The galaxy structures (filaments, voids, walls ...) are actively researched. There are many papers about that. The most accurate results are achieved if we put billions of particles through the equations of gravity and let the simulation run for couple of billions simulated years (like these guys did http://www.mpa-garching.mpg.de/galform/virgo/millennium/ - the simulation took about a month to complete on a supercomputer).
Well, it is more than clear the SE does not use this method That's why it is very interesting what approach is used (at least in general lines) to generate such a galaxy distribution in real time.
If you want too see it yourself try to increase galaxies luminosity and reduce exposure
That's exactly the reason I asked the question: because SE's the distribution of galaxies looks so great (thank you for providing the screenshot!) and, yes, I'm sure that this distribution is not a result of gravity simulation. If it takes a month on a supercomputer to make the gravity calculations how can one expect to see it in real time on a pc.
That's why the question is so interesting: how SE manages to achieve such convincing large scale distribution and yet do it in real time. Obviously some very smart noise distribution algorithm is used which happens to mimic very well the real structure (voids, filaments etc.). Or maybe some pre-calculated structure pattern is used and it is "stamped" across the universe?
Most likely only Space Engineer can give the answer
Yeah, Space Engine obviously doesn't simulate formation of large scale structure via gravitational collapse. If it did then it would probably melt your CPU. Instead of simulating astrophysical phenomena, it imitates them by some clever procedural methods and calculations.
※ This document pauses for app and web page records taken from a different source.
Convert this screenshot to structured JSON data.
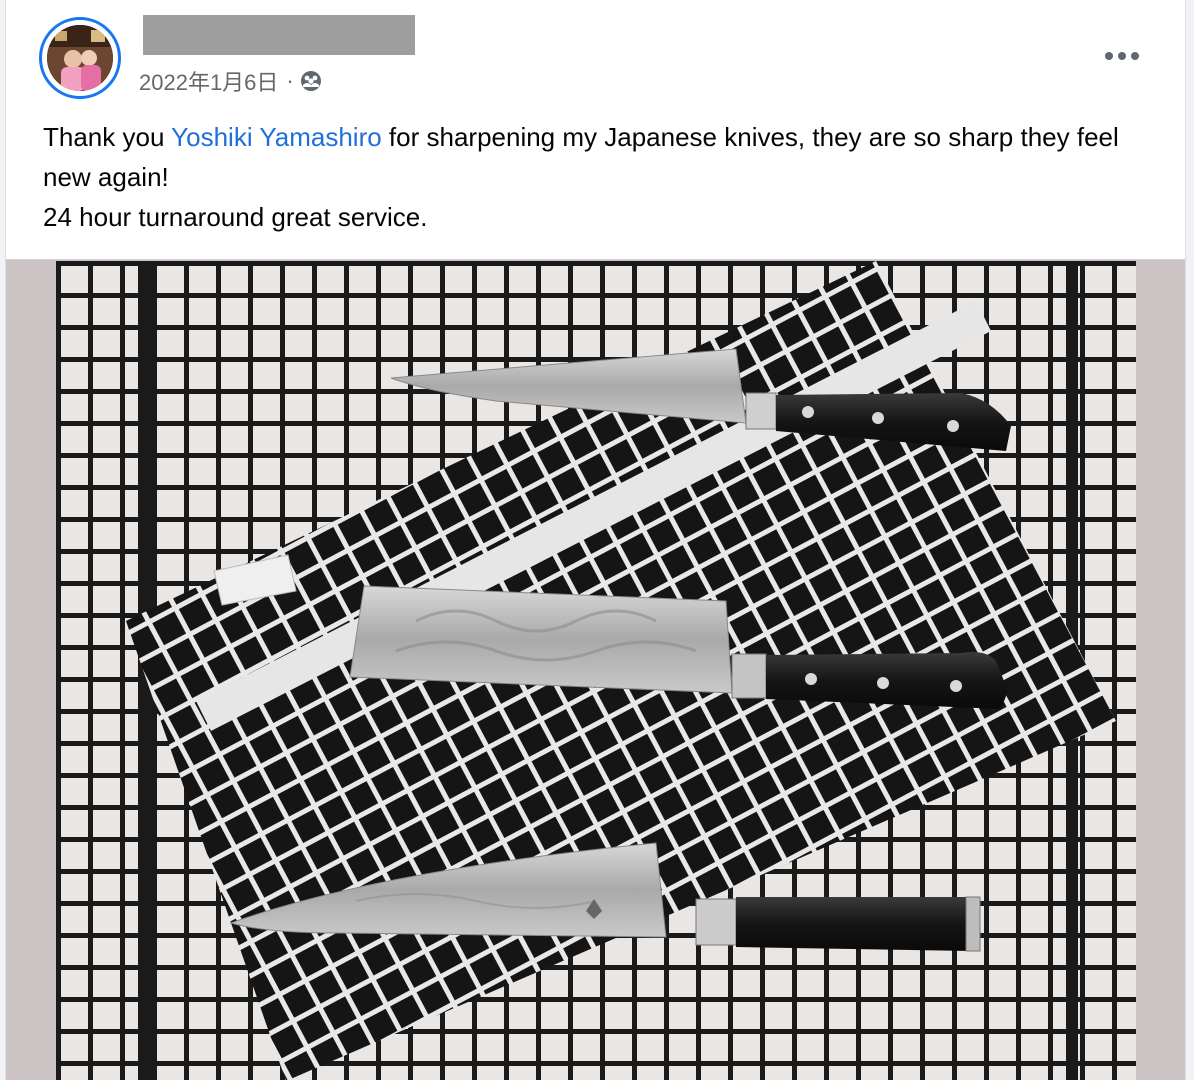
{
  "post": {
    "author_name": "",
    "date": "2022年1月6日",
    "separator": "·",
    "audience_icon": "friends-icon",
    "more_icon": "more-options-icon",
    "text": {
      "part1": "Thank you ",
      "mention": "Yoshiki Yamashiro",
      "part2": " for sharpening my Japanese knives, they are so sharp they feel new again!",
      "line2": "24 hour turnaround  great service."
    }
  },
  "photo": {
    "subject": "three-knives-on-checkered-towel",
    "knives": [
      "petty-knife",
      "nakiri-knife",
      "chef-knife"
    ],
    "colors": {
      "towel_white": "#e9e6e4",
      "towel_black": "#151515",
      "blade": "#b8b8b8",
      "handle": "#1a1a1a",
      "frame_bg": "#ccc4c4",
      "mention_link": "#216fdb",
      "avatar_ring": "#1877f2"
    }
  }
}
Here the large scale structure is also made procedurally, by -- I'm guessing -- mapping galaxy density to some form of 3D gradient noise akin to Perlin noise. It might be more complicated than that, I'm not completely sure. Space Engineer could probably clarify.
I used the Worley noise with coordinates slightly distorted by Fbm noise to generate galaxy density value. This value is generated for each galaxy and used to discard that galaxy if the value is too small, making voids.
Before posting this question I have been trying to generate random 3D dots which look like Cosmic Web. I experimented with 3D voronoi cells but the distribution always seemed too "angular". That's why I was so curious what algorithm you've been using.
I my tests I noticed that the majority of dots (galaxies) finally get discarded and that's a waste of processing power. It will be nice if the noise functions can be transformed in such a way that they receive uniformly distributed random numbers and produce random coordinates with the Worley+Fbm distribution. That will eliminate the need for discarding. But I don't know if that is possible (I'm not that versed in maths). I imagine something like this: if the generated random coordinates are too close to void center and should be discarded, instead they get pushed along the vector between the cell center and the random point, moving them closer to the walls. But that's just an idea, I should do some experimenting to see if it's really possible and most importantly if the additional computations really save more cycles than simply discarding and generating anew.